“And it always will have.” By that, they meant that the country would probably never get it together to realize its full potential.
That’s how I’ve always seen mass transit in Michigan. Everybody thinks we need it. Everybody thinks other people should ride it, and nobody wants to spend any money to build it.
The problem, of course, was that this has always been the automobile state. Mass transit was for cleaning ladies. Two years ago, this seemed about to change.
State Representative Marie Donigan of Royal Oak, mass transit’s biggest booster in the legislature, was convinced things were going to move. There was federal money for a demonstration project, light rail between Detroit and Ann Arbor.
There was federal start-up money for light rail along Woodward, along with growing awareness that fossil fuel would run out some day. Well, guess what. Nothing happened.
To make something happen would require money, and political will, and we are very short on both those commodities right now.
Donigan, who has to be gravely disappointed, is now in her last few months in office, thanks to term limits. She won’t be there to see the progress she hoped for. Now, things may even go backward.
In a final attempt to open a door to the future, she has introduced bills to establish a Metropolitan Detroit Regional Transportation Authority. Approval of something like this is essential; failure could jeopardize further federal aid. Plus, the only mass transit the region now has is in jeopardy. The city of Detroit is subsidizing its imperfect bus system to the tune of $80 million a year.
But the cash-strapped city is flirting with insolvency, and won’t be able to do that much longer. Meanwhile, the suburban SMART bus system is also running into problems.
Communities there are cash-strapped too, and some are voting, or threatening to vote, to pull out. What’s been needed for a long time is one regional bus system, so that those without cars, mainly in Detroit, can get to jobs that exist, mainly in the suburbs. To make this happen, a regional authority is needed. Donigan’s bills provide for one.
She would set up a five-member board, with representatives appointed by Wayne, Oakland and Macomb Counties, Detroit’s mayor and the governor. That makes a lot of sense.
There may be some tweaking necessary; requiring any proposed major projects to be submitted to a vote of the people, say, or requiring unanimous or super-majority consent from the board.
But what is important that we have a balanced system that has the power to make things happen. Getting this done this year would seem almost impossible. The legislature hasn’t resolved either the budget or the Detroit River bridge issues.
The members want to get home to campaign. The House and Senate have difficulty agreeing on anything. Yet if they don’t make this happen this year, it will be a disaster.

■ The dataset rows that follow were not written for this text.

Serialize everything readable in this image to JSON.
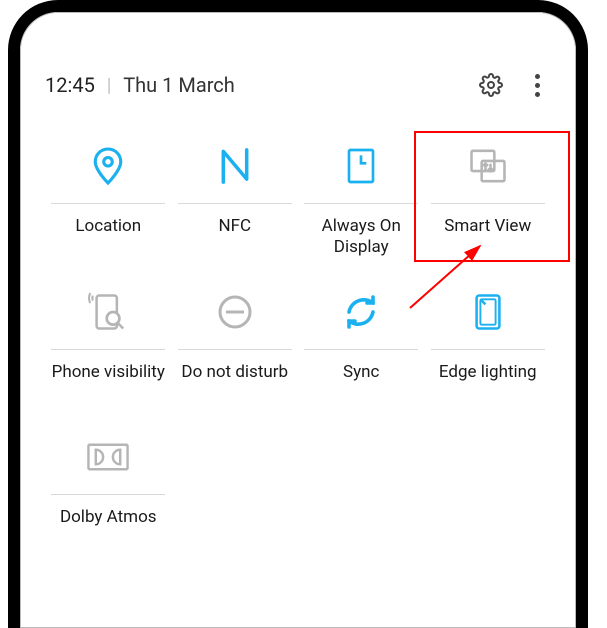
{
  "status": {
    "time": "12:45",
    "date": "Thu 1 March"
  },
  "icons": {
    "settings": "gear",
    "more": "more-vertical"
  },
  "tiles": [
    {
      "id": "location",
      "label": "Location",
      "icon": "location-pin",
      "active": true
    },
    {
      "id": "nfc",
      "label": "NFC",
      "icon": "nfc",
      "active": true
    },
    {
      "id": "aod",
      "label": "Always On Display",
      "icon": "always-on-display",
      "active": true
    },
    {
      "id": "smartview",
      "label": "Smart View",
      "icon": "smart-view",
      "active": false,
      "highlighted": true
    },
    {
      "id": "phonevis",
      "label": "Phone visibility",
      "icon": "phone-visibility",
      "active": false
    },
    {
      "id": "dnd",
      "label": "Do not disturb",
      "icon": "do-not-disturb",
      "active": false
    },
    {
      "id": "sync",
      "label": "Sync",
      "icon": "sync",
      "active": true
    },
    {
      "id": "edge",
      "label": "Edge lighting",
      "icon": "edge-lighting",
      "active": true
    },
    {
      "id": "dolby",
      "label": "Dolby Atmos",
      "icon": "dolby-atmos",
      "active": false
    }
  ],
  "colors": {
    "active": "#1bb0f0",
    "inactive": "#b5b5b5",
    "text": "#1a1a1a",
    "highlight": "#ff0000"
  }
}
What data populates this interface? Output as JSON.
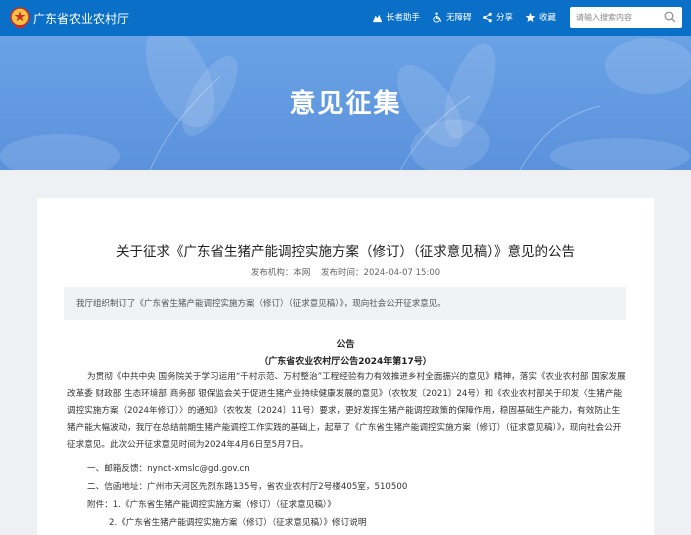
{
  "header": {
    "site_name": "广东省农业农村厅",
    "tools": [
      "长者助手",
      "无障碍",
      "分享",
      "收藏"
    ],
    "search_placeholder": "请输入搜索内容"
  },
  "banner": {
    "title": "意见征集"
  },
  "article": {
    "title": "关于征求《广东省生猪产能调控实施方案（修订）（征求意见稿）》意见的公告",
    "publisher": "发布机构：本网",
    "publish_time": "发布时间：2024-04-07 15:00",
    "summary": "我厅组织制订了《广东省生猪产能调控实施方案（修订）（征求意见稿）》，现向社会公开征求意见。",
    "heading": "公告",
    "subheading": "（广东省农业农村厅公告2024年第17号）",
    "body": "为贯彻《中共中央 国务院关于学习运用“千村示范、万村整治”工程经验有力有效推进乡村全面振兴的意见》精神，落实《农业农村部 国家发展改革委 财政部 生态环境部 商务部 银保监会关于促进生猪产业持续健康发展的意见》（农牧发〔2021〕24号）和《农业农村部关于印发〈生猪产能调控实施方案（2024年修订）〉的通知》（农牧发〔2024〕11号）要求，更好发挥生猪产能调控政策的保障作用，稳固基础生产能力，有效防止生猪产能大幅波动，我厅在总结前期生猪产能调控工作实践的基础上，起草了《广东省生猪产能调控实施方案（修订）（征求意见稿）》，现向社会公开征求意见。此次公开征求意见时间为2024年4月6日至5月7日。",
    "email": "一、邮箱反馈：nynct-xmslc@gd.gov.cn",
    "address": "二、信函地址：广州市天河区先烈东路135号，省农业农村厅2号楼405室，510500",
    "attachment_1": "附件：1.《广东省生猪产能调控实施方案（修订）（征求意见稿）》",
    "attachment_2": "2.《广东省生猪产能调控实施方案（修订）（征求意见稿）》修订说明"
  },
  "colors": {
    "topbar": "#0a6fc7",
    "banner": "#6aa2e6"
  }
}
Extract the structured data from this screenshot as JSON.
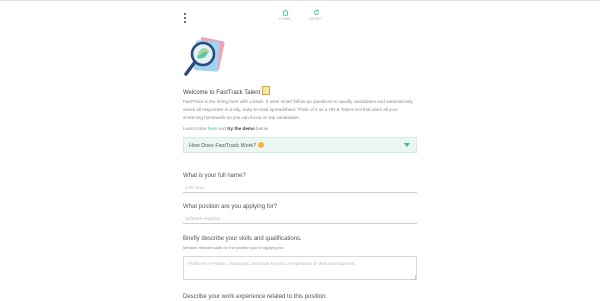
{
  "nav": {
    "home_label": "HOME",
    "reset_label": "RESET"
  },
  "icons": {
    "menu": "kebab-menu-icon",
    "home": "home-icon",
    "reset": "reset-icon",
    "logo": "magnifying-glass-logo",
    "note": "note-emoji-icon",
    "smile": "smile-emoji-icon",
    "caret": "chevron-down-icon"
  },
  "colors": {
    "accent": "#2dbe9c",
    "accordion_bg": "#ecf7f3"
  },
  "intro": {
    "title": "Welcome to FastTrack Talent",
    "description": "FastTrack is the hiring form with a brain. It uses smart follow-up questions to qualify candidates and automatically saves all responses in a tidy, easy-to-read spreadsheet. Think of it as a HR & Talent tool that does all your screening homework so you can focus on top candidates.",
    "learn_prefix": "Learn more ",
    "learn_link": "here",
    "learn_mid": " and ",
    "learn_bold": "try the demo",
    "learn_suffix": " below"
  },
  "accordion": {
    "label": "How Does FastTrack Work?"
  },
  "form": {
    "name_label": "What is your full name?",
    "name_placeholder": "John Doe",
    "position_label": "What position are you applying for?",
    "position_placeholder": "Software engineer",
    "skills_label": "Briefly describe your skills and qualifications.",
    "skills_hint": "Mention relevant skills for the position you're applying for.",
    "skills_placeholder": "Proficient in Python, JavaScript, and have 5 years of experience in Web Development.",
    "experience_label": "Describe your work experience related to this position."
  }
}
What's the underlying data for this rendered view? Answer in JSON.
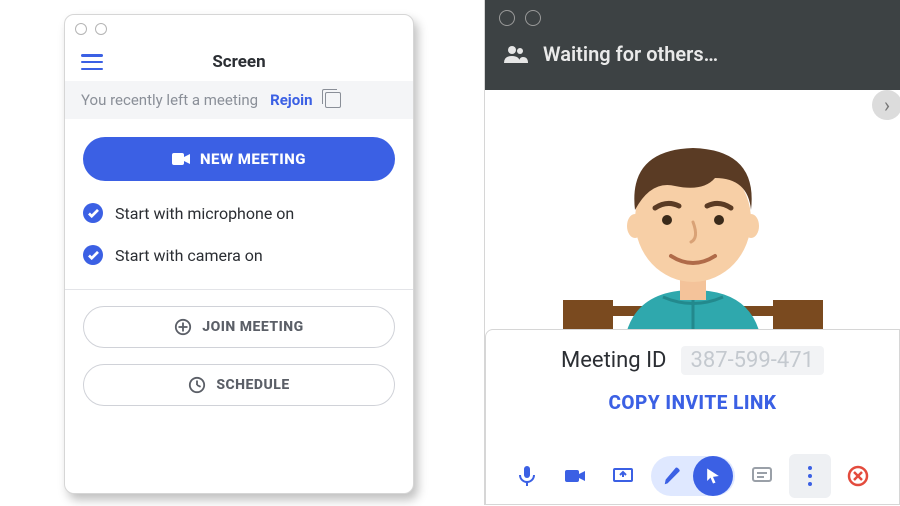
{
  "left": {
    "title": "Screen",
    "rejoin": {
      "message": "You recently left a meeting",
      "action": "Rejoin"
    },
    "newMeeting": "NEW MEETING",
    "options": {
      "mic": "Start with microphone on",
      "cam": "Start with camera on"
    },
    "join": "JOIN MEETING",
    "schedule": "SCHEDULE"
  },
  "right": {
    "status": "Waiting for others…",
    "meeting": {
      "label": "Meeting ID",
      "value": "387-599-471"
    },
    "copyLink": "COPY INVITE LINK"
  },
  "colors": {
    "accent": "#3B60E4",
    "danger": "#e34b3d"
  }
}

The entire leadership will be out of office next year, and the new legislators would have to start over learning the issues from scratch. We elect our representatives to act in the people’s interest and pay them reasonably well to do so.
The time to act on this really is now.